Also, during the bubble stage of the compression, the overlap between the hydrogen gas volume and the excitation rf field is decreasing and therefore the magnon pumping rate is also decreasing.
By varying the strength of the compression we are able to produce atomic hydrogen gas densities differing by more than two orders of magnitude, from cm to cm. This is important because the spin diffusion coefficient and the pumped magnon density depend on the atomic hydrogen gas density and therefore also the dynamics of the magnons depend on Most importantly, in relation to our experimental conditions, the magnon ground state energies , depend on .
Magnon potential geometries
The top of the hydrogen gas sample volume inside which the spin waves are detected is a 0.5 mm diameter cylinder, the length of which can be controlled with a liquid helium piston compressing the gas. The total length of the small diameter cylinder is 6 mm, but the magnetic field maxima and therefore the trapped magnons are located within 1 mm from the top of the cylinder, shown in Fig. 2(a and b). The evanescent rf field for detection and excitation has a characteristic length of 80 m, shown with a dashed line. The plastic walls of the cylinder are covered with the liquid helium film and function as reflective mirrors for the spin waves. In addition to the reflective boundaries of the liquid helium walls there are magnetic field inhomogeneities inside the sample volume. The inhomogeneities are a result of stray magnetic fields due to weak magnetization of the epoxy meniscus surrounding the top of the hydrogen volume cylinder.
We can control the strength and position of these magnetic field deviations with sets of gradient coils outside the sample volume. The magnetic field maxima are always located adjacent to a liquid helium boundary, with either the liquid helium film covering the plastic wall or the surface of the bulk liquid helium. The net effect of the liquid helium surface and the magnetic field maximum is that the potential for the magnons has a minimum at the boundary between the hydrogen gas and liquid helium. The relatively smooth potential curvature due to the magnetic field is cut off at the minimum by the reflecting, wall-like potential due to the liquid helium surface.
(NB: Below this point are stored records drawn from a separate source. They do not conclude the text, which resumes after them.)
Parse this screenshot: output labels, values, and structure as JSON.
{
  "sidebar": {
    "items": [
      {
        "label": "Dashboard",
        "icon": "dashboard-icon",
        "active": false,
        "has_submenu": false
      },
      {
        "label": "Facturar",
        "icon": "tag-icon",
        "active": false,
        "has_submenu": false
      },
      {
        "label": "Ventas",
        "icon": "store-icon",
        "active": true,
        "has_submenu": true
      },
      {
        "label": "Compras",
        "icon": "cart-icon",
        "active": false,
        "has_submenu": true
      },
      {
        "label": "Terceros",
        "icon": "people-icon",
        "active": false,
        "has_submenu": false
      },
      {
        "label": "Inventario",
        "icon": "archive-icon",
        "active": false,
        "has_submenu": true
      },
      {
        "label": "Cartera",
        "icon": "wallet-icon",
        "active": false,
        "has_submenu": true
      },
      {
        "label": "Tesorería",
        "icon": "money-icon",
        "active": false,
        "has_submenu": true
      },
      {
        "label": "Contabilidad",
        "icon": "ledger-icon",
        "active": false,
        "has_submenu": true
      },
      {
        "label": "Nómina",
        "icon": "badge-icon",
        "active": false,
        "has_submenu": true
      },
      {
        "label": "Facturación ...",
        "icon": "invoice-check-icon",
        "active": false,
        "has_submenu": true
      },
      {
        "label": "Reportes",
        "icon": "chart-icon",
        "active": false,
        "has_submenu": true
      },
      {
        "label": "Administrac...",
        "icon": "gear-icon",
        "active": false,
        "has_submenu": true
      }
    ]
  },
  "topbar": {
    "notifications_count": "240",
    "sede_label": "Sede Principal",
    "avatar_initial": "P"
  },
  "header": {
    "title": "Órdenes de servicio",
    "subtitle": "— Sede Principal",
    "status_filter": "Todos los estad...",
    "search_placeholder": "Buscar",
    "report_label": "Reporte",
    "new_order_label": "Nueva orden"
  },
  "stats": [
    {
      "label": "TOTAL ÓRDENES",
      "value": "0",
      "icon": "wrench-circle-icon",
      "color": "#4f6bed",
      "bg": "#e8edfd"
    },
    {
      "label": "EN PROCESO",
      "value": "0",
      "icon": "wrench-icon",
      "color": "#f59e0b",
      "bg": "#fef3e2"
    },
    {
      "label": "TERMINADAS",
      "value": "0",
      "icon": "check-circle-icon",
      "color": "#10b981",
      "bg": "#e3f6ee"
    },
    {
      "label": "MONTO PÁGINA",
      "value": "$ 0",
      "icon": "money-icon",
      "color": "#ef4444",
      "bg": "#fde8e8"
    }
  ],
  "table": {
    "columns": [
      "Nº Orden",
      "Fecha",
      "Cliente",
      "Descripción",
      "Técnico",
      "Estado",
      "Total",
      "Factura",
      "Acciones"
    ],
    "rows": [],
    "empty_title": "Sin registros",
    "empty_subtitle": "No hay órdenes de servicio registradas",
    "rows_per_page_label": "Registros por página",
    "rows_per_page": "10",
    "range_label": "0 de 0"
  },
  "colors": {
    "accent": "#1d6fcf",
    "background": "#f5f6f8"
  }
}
The shape of the toroidal magnon trap remains unchanged during the compression, even though the height of the hydrogen gas volume is radically changing, until the liquid helium level reaches the top most 0.5 mm of the hydrogen gas volume. Therefore the only variable during the sample evolution in the toroidal trap is the hydrogen gas density. In contrast, the diameter of the spherical trap is constantly changing during the time evolution of the spherical trap. Due to the additional compression provided by the liquid helium surface tension, the hydrogen gas densities in the spherical trap are approximately an order of magnitude higher than the densities in the toroidal trap.
In Fig. 3 a CW spectrum recorded in the toroidal trapping geometry is shown. The magnetic field gradient for this spectrum is the one depicted in Fig. 2a. The phase of the spectrum is adjusted according to the absorption peak originating from the rf field maximum. Compared to the peak from rf field maximum the trapped magnon signal has a phase difference. This difference is particularly well visible in the narrow feature, i.e. the coherent part of the spectrum. The phase difference is due to the spatial separation between the origins of these two signals, as explained in the main article.